Legislators can learn about gaming via NCLGS
The voters have spoken — once again – so now there is a lengthy list of decisions for legislators to make. And that includes decisions about gambling.
But while most voters were focused on who is going to lead our country from Washington, D.C., there also is a new crop of state legislators coming in, many of whom are more familiar with issues such as school funding, health care and state pensions than they are with gambling.
With that thought in mind, the National Council of Legislators from Gaming States will present a “Gaming 101” as part of its meeting in January.
“Let’s face it, the shape of an industry in any state ultimately depends on how the state legislatures craft that industry,” said Michael Pollock, managing director of Spectrum Gaming Group. “They are the ultimate arbiters.”
Pollock said the session will help a range of legislators, from freshmen to those who are joining gaming committees to those who are getting casinos added to their districts.
“It’s also important for legislators who simply want to make sure they are staying abreast of the trends in gaming,” he said.
NCLGS was created about ago 10 years and Spectrum Gaming assumed management responsibilities last year. Pollock emphasizes that, like Spectrum Gaming, NCLGS is neither for nor against gaming.
“What NCLGS hopes to do and has done in the past is identify the issues,” he said. “Then they can go home to their respective district and potentially shape policies that get them the best benefits.”
Pollock identified sports betting, online gambling and the convergence of lotteries with casinos as new topics that legislators might need information on.
State legislatures also have a higher turnover, so that increases the need for education, he added.
“When you talk about state legislatures every year is an election year,” he added.
And gambling also has a greater impact than many might think in state government, because the revenues feed the state budgets.
“There are also a lot of misperceptions from what to tax and at what rate, as well as how do you deal with tribal gaming, in which states aren’t entitled to taxes,” he said.
Legislators, casino executives, regulators, attorneys, and others with an interest in gambling will convene for Jan. 6-8 in Scottsdale, Ariz., for NCGLS. The conference is open to the public via nclgs.org.
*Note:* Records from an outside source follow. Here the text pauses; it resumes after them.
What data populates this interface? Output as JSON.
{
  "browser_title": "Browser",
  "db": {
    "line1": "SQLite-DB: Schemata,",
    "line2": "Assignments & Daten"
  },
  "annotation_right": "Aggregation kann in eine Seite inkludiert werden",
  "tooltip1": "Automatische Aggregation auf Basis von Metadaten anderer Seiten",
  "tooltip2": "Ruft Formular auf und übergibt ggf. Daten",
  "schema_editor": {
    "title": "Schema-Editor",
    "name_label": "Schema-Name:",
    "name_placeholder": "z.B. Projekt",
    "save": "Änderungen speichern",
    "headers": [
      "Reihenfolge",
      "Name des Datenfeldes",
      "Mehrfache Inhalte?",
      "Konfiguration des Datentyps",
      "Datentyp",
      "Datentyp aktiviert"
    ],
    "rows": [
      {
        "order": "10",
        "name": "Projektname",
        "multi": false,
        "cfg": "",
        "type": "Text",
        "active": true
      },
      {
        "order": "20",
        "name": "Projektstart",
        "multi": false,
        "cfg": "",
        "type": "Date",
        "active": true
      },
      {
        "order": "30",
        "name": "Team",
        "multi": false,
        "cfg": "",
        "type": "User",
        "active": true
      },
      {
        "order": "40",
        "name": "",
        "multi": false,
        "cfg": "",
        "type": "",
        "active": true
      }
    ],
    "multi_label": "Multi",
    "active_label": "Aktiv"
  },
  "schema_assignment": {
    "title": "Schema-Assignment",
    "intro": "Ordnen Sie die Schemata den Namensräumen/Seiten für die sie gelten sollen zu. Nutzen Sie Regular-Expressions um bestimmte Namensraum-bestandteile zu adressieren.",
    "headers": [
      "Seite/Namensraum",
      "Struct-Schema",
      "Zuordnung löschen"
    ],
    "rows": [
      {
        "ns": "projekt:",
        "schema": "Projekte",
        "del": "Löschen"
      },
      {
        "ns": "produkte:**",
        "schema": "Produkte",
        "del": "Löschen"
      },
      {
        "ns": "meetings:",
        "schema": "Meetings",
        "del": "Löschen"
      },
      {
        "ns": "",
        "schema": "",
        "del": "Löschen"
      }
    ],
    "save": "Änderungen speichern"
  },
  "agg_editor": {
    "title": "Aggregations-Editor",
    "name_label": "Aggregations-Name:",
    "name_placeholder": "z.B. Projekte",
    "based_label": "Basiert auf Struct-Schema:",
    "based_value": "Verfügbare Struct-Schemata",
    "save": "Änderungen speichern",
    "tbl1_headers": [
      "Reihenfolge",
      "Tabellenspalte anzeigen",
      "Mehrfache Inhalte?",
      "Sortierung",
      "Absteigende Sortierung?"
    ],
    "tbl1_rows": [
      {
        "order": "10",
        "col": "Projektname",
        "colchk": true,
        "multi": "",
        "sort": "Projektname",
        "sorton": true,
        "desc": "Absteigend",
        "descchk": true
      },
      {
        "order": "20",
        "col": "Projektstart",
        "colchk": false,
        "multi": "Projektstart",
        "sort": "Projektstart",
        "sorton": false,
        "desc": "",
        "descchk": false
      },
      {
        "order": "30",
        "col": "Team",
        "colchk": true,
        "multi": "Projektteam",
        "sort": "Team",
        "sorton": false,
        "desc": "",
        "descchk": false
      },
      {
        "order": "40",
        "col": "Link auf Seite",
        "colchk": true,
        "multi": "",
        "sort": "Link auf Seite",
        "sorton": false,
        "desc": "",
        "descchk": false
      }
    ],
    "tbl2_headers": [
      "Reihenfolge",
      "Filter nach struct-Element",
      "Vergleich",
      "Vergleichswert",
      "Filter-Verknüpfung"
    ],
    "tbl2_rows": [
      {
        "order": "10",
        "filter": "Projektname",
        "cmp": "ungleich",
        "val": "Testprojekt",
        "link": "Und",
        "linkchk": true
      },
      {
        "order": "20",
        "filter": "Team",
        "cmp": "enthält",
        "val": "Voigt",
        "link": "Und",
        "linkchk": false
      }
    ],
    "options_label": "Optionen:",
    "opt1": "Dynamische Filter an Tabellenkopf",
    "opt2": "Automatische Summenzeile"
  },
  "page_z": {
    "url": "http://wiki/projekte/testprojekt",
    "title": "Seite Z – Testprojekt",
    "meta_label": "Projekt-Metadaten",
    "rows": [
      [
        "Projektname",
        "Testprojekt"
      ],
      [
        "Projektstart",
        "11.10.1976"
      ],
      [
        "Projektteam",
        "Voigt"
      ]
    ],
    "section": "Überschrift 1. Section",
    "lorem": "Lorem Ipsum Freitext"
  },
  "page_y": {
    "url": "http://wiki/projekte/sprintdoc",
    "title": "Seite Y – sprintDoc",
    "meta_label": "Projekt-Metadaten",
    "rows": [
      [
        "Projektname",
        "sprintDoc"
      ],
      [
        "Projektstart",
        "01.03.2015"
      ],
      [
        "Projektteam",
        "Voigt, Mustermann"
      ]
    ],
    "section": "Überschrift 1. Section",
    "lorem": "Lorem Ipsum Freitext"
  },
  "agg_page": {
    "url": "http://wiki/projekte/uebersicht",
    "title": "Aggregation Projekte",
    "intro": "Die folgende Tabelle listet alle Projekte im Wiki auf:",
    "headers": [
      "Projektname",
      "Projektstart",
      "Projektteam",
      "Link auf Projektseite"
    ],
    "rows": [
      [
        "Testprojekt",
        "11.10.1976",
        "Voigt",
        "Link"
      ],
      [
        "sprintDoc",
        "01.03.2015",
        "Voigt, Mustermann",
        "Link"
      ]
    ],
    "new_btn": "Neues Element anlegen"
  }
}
Arizona attorney general Mark Brnovich will give the keynote address. Other topics at the meeting include gaming expansion, pari-mutuels, technology impacts and tribal gaming.